Through the interview process, I learned that it was a lot more challenging to come out of my shell than I had originally anticipated. This process was incredibly eye-opening and truly taught me why a project like this is so important. As a high schooler, meeting with strangers who were, in many cases, half a century older than me, was intimidating. Going into my interviews, I was often filled with preconceived judgement about the people I would be speaking with. Yet, over the three-month process of asking my neighbors about their lives, hopes, wishes, and purposes, I discovered that we are all so much more similar than we are different, and that I really love connecting with people and learning about what makes them who they are. In terms of writing, I discovered who I am as a storyteller, and learned that I have days and times when I can be incredibly productive and days where I can’t seem to get anything done. In order to be successful, I’ve learned that I need to make the most out of the times when I feel capable of accomplishing great things.
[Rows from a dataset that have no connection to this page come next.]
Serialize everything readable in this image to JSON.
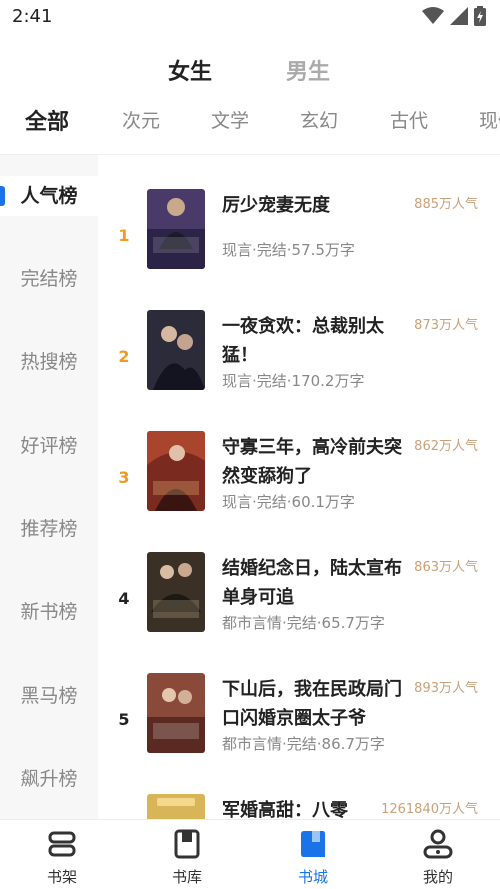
{
  "status_bar": {
    "time": "2:41"
  },
  "gender_tabs": [
    {
      "label": "女生",
      "active": true
    },
    {
      "label": "男生",
      "active": false
    }
  ],
  "category_tabs": [
    {
      "label": "全部",
      "active": true
    },
    {
      "label": "次元"
    },
    {
      "label": "文学"
    },
    {
      "label": "玄幻"
    },
    {
      "label": "古代"
    },
    {
      "label": "现代"
    }
  ],
  "sidebar": {
    "items": [
      {
        "label": "人气榜",
        "active": true
      },
      {
        "label": "完结榜"
      },
      {
        "label": "热搜榜"
      },
      {
        "label": "好评榜"
      },
      {
        "label": "推荐榜"
      },
      {
        "label": "新书榜"
      },
      {
        "label": "黑马榜"
      },
      {
        "label": "飙升榜"
      }
    ]
  },
  "books": [
    {
      "rank": "1",
      "title": "厉少宠妻无度",
      "meta": "现言·完结·57.5万字",
      "popularity": "885万人气",
      "cover_color": "#4a3a6a",
      "cover_text": "厉少宠妻无度"
    },
    {
      "rank": "2",
      "title": "一夜贪欢：总裁别太猛！",
      "meta": "现言·完结·170.2万字",
      "popularity": "873万人气",
      "cover_color": "#2b2b3a",
      "cover_text": ""
    },
    {
      "rank": "3",
      "title": "守寡三年，高冷前夫突然变舔狗了",
      "meta": "现言·完结·60.1万字",
      "popularity": "862万人气",
      "cover_color": "#7a2a1e",
      "cover_text": "高冷前夫变舔狗了"
    },
    {
      "rank": "4",
      "title": "结婚纪念日，陆太宣布单身可追",
      "meta": "都市言情·完结·65.7万字",
      "popularity": "863万人气",
      "cover_color": "#3a3026",
      "cover_text": "陆太宣布单身可追"
    },
    {
      "rank": "5",
      "title": "下山后，我在民政局门口闪婚京圈太子爷",
      "meta": "都市言情·完结·86.7万字",
      "popularity": "893万人气",
      "cover_color": "#8a4a3a",
      "cover_text": "闪婚京圈太子爷"
    },
    {
      "rank": "",
      "title": "军婚高甜：八零",
      "meta": "",
      "popularity": "1261840万人气",
      "cover_color": "#d9b55a",
      "cover_text": ""
    }
  ],
  "bottom_nav": [
    {
      "label": "书架",
      "icon": "bookshelf-icon",
      "active": false
    },
    {
      "label": "书库",
      "icon": "library-icon",
      "active": false
    },
    {
      "label": "书城",
      "icon": "bookstore-icon",
      "active": true
    },
    {
      "label": "我的",
      "icon": "profile-icon",
      "active": false
    }
  ],
  "colors": {
    "accent": "#1a73e8",
    "rank_top": "#f29a1d",
    "popularity": "#c9a07a"
  }
}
How will earning your Gold Award impact you in the future?
The Gold Award process has reinforced some interests of mine and has exposed me to some new passions which I could definitely see guiding a lot of my future. With the help of leadership and life skills that I gained through this project, I am planning to further explore concepts of community and togetherness. In addition, earning my Gold Award will show future colleges and employers who I am and potentially grant me greater opportunities as a result of that.
Why do you feel the Gold Award was an important part of your Girl Scout experience?
I have been a part of Girl Scouts since first grade. While I plan to continue in Girl Scouts until I graduate, the Gold Award has really been a fantastic culmination to my journey. The skills that I have learned through the program since elementary school were all applied through this process, and now, I truly feel that my entire Girl Scout experience has propelled me towards a greater future.
How did earning your Gold Award help you become a G.I.R.L. (go-getter, innovator, risk-taker, leader)?
Earning my Gold Award assuredly helped me become a G.I.R.L. (go-getter, innovator, risk-taker, leader). While all of the letters are applicable, I am most proud of becoming a better risk-taker. Through this project, I learned that success comes when you are able to step outside of your comfort zone, reach out, think creatively, and take every risk that may come your way.
**IMPORTANT NOTE: This blog represents only a small fraction of the hard work, dedication, and requirements that go into earning a Girl Scout Gold Award. It is simply a brief summary, which is meant to inspire Girl Scouts to Go Gold in the future. For more information on earning your Gold Award, please email firstname.lastname@example.org.